The Drive-Thru-Diet campaign at Taco Bell came as a shock to registered dietitian Jessica Baye, who can't imagine that a woman eating just from the fast-food menu is a good idea.
"The nutritional quality of her diet can't be very good," said Baye, of Medical College of Georgia Hospital. "Yeah, you might lose the weight, but you're certainly not going to be healthy."
Though the idea of the fast-food Mexican restaurant serving as a nutritional beacon seems ludicrous to some, there are ways to eat better in those places and, just as importantly, simple things to avoid when choosing seemingly healthier alternatives.
The Taco Bell ads feature a woman identified as Christine, who chose items that evidently are lower in calories and fat than some other menu items. She lost 54 pounds over two years by lowering her fat intake and reducing her consumption by 500 calories a day, according to the campaign's Web site.
Taco Bell offers seven items with 8 grams of fat or less, though three of them have more than 300 calories apiece. The program also has a big disclaimer: "Drive-Thru-Diet is not a weight-loss program. For a healthier lifestyle, pay attention to total calorie and fat intake."
That, experts say, is the key. "It is all about quantity and portion size," Baye said.
More restaurants appear to be catering to those who want to limit calories and fat by offering healthier alternatives. That can be a good thing, said Dr. Charles Stuart Platkin, the creator of DietDetective.com.
"I think it does help to make a difference," he said. "People might make better choices if they have the choice to start with. At least it is a starting point."
Listing calorie counts on menus has been shown to help those who are concerned about it, but it is unclear whether everyone is paying attention, Platkin said.
"The research isn't supportive that a lot of people do," he said.
Even restaurants such as Subway that tout healthier fast food can be traps. Some studies showed that people who went there often consumed more high-calorie side dishes or ate more than intended, said Dr. Jennifer L. Harris of the Rudd Center for Food Policy and Obesity at Yale University.
"We think there is kind of a 'health halo' effect that makes people feel better about going there, and then they end up eating more," she said.
It is important to pay attention to the details, especially when looking at the ads for these healthier alternatives, Baye said.
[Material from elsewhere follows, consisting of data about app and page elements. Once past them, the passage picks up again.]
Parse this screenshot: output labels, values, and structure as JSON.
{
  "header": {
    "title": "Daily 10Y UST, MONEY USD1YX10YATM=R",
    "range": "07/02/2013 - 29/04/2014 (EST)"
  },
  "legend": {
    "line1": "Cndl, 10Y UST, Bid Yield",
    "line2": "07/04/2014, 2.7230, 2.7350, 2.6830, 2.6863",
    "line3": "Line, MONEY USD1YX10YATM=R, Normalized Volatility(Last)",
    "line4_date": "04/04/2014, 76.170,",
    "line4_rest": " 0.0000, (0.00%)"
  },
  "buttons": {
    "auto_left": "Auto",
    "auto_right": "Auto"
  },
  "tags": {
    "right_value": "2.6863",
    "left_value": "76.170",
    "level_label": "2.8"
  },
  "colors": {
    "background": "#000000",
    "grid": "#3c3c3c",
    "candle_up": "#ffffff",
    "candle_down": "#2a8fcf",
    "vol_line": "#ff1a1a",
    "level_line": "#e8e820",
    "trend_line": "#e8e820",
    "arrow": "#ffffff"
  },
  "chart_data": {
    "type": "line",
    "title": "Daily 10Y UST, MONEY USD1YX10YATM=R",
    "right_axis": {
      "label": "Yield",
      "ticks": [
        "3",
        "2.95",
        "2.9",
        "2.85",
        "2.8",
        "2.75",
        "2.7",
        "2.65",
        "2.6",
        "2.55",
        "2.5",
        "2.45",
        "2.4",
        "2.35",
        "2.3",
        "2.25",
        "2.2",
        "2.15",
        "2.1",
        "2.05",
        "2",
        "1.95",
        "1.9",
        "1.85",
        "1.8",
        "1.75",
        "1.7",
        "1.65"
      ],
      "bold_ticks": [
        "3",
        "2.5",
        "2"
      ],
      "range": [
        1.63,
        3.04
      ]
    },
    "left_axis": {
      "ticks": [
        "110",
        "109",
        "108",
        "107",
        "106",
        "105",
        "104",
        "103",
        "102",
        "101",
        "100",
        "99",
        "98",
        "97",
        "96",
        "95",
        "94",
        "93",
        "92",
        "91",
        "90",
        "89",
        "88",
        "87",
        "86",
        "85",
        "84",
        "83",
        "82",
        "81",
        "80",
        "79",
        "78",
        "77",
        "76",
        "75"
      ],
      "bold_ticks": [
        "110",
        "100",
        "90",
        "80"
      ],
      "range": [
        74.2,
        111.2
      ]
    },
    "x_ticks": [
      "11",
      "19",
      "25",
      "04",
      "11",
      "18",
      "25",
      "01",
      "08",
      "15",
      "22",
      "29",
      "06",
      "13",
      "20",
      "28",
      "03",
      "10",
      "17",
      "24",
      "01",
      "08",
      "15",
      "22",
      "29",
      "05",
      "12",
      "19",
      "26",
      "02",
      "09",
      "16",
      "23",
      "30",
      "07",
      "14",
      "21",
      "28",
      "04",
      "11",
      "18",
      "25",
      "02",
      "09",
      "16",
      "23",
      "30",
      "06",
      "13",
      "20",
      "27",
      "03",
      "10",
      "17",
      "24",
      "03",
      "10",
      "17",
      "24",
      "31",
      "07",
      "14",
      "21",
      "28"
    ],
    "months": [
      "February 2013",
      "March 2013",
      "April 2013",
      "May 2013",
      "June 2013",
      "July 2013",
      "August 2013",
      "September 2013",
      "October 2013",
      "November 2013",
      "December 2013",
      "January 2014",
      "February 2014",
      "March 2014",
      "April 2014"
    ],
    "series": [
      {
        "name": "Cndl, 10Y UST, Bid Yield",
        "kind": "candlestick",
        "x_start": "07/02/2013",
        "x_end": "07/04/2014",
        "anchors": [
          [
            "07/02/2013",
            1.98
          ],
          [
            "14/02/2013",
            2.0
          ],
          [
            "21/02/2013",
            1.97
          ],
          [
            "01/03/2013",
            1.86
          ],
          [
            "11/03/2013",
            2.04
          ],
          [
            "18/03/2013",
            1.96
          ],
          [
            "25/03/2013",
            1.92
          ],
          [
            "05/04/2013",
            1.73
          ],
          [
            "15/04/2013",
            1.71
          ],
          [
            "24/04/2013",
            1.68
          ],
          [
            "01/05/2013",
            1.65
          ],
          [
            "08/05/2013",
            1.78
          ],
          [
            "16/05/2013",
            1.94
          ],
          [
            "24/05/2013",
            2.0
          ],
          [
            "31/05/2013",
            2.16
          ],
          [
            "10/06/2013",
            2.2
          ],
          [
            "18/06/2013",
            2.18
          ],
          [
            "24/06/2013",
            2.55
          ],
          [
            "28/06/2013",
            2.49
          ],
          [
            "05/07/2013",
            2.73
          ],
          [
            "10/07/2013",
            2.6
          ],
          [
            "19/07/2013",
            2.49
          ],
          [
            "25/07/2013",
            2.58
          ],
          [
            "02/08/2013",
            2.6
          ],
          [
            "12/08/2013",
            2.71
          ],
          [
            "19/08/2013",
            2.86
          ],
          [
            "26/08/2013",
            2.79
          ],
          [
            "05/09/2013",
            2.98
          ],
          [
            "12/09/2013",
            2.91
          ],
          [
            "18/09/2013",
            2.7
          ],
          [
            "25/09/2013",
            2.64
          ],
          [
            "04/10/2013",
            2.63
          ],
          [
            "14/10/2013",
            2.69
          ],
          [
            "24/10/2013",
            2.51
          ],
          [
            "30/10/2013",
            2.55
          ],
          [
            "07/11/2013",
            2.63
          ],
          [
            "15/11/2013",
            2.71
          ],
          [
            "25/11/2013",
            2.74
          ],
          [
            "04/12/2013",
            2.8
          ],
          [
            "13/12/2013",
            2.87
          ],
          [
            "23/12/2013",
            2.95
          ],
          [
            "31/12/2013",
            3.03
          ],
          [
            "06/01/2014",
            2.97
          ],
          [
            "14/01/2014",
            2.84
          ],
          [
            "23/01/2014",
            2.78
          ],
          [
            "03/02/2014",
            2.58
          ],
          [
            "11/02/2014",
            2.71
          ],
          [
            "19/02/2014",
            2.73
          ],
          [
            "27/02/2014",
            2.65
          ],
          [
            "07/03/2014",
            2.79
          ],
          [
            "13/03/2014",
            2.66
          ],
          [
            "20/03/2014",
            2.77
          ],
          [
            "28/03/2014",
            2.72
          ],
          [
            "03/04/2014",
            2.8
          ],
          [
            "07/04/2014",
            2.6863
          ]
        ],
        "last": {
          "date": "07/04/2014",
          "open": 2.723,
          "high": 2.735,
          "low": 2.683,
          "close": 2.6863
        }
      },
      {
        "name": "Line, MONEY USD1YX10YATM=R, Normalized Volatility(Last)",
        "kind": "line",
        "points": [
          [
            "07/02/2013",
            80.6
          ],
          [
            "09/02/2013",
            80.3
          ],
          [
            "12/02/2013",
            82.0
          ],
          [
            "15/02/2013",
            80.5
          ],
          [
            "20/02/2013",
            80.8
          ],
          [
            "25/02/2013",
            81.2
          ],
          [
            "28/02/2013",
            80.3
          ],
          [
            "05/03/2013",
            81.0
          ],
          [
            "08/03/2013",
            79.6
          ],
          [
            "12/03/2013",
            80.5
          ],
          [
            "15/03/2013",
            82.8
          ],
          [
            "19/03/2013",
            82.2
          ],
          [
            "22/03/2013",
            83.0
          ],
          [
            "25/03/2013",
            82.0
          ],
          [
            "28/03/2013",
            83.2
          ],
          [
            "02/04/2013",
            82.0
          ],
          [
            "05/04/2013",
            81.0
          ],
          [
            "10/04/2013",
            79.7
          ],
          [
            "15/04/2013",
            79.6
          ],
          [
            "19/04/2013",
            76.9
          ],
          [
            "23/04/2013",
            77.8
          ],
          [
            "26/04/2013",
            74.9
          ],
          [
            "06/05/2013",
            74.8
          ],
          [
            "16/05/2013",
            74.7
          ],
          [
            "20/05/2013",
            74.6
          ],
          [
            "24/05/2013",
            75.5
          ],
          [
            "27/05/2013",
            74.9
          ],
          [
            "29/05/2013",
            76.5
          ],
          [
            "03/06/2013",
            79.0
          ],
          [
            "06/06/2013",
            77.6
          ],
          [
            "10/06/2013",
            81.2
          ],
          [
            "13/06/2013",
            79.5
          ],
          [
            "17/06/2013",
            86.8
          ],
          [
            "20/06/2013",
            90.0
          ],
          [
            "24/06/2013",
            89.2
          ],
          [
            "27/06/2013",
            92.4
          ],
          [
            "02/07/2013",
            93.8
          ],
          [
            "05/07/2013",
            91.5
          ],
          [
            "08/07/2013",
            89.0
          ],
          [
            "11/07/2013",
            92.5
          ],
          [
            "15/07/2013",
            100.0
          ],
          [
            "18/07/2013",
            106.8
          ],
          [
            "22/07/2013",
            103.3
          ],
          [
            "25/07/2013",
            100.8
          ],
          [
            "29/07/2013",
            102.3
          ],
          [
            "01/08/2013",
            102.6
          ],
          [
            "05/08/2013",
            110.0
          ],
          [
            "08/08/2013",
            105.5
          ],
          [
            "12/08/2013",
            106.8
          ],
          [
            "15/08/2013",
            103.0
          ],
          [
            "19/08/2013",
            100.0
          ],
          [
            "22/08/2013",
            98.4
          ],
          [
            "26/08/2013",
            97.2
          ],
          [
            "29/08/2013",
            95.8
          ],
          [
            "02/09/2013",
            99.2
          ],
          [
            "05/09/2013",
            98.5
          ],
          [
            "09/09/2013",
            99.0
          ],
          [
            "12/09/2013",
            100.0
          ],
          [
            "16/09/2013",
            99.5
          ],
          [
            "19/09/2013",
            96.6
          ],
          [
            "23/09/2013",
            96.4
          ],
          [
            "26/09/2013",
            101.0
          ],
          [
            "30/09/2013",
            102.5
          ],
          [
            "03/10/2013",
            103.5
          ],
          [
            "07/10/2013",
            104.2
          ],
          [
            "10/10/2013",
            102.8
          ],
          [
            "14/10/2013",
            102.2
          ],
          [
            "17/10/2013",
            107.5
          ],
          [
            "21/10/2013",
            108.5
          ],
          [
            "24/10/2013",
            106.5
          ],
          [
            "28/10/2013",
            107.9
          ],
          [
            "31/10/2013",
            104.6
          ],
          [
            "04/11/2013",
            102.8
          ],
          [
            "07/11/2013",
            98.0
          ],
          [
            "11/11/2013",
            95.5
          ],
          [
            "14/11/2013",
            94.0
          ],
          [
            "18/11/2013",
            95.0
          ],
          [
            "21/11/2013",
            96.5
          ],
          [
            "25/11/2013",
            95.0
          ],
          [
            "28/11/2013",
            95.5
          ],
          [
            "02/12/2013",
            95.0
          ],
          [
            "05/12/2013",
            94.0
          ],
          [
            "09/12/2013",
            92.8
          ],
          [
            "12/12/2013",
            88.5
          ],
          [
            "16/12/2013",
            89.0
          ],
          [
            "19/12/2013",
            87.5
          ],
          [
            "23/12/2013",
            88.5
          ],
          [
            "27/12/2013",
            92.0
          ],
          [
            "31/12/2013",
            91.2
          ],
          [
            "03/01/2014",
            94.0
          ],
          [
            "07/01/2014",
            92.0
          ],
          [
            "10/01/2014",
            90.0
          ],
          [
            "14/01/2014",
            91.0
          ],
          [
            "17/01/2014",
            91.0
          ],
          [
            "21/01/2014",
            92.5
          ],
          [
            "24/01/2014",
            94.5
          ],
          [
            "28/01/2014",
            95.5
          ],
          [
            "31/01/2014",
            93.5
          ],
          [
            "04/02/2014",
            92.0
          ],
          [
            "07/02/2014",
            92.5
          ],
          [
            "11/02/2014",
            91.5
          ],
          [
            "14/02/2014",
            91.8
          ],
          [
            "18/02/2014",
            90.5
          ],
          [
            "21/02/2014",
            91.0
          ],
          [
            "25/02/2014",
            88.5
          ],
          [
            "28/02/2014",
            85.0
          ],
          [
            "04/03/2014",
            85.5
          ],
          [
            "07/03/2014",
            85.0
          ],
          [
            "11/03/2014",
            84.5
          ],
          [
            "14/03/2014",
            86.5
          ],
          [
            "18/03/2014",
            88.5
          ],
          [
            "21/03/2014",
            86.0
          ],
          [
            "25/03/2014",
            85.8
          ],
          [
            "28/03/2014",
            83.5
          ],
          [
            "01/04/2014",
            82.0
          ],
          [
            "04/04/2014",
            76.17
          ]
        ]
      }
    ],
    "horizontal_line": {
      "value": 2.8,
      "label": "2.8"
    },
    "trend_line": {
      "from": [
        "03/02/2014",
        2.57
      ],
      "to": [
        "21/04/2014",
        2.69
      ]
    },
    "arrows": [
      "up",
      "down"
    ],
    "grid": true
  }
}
"When they say it is 100 calories, make sure you read the little fine print that says there is no cheese on this sandwich; there's no mayonnaise," she said.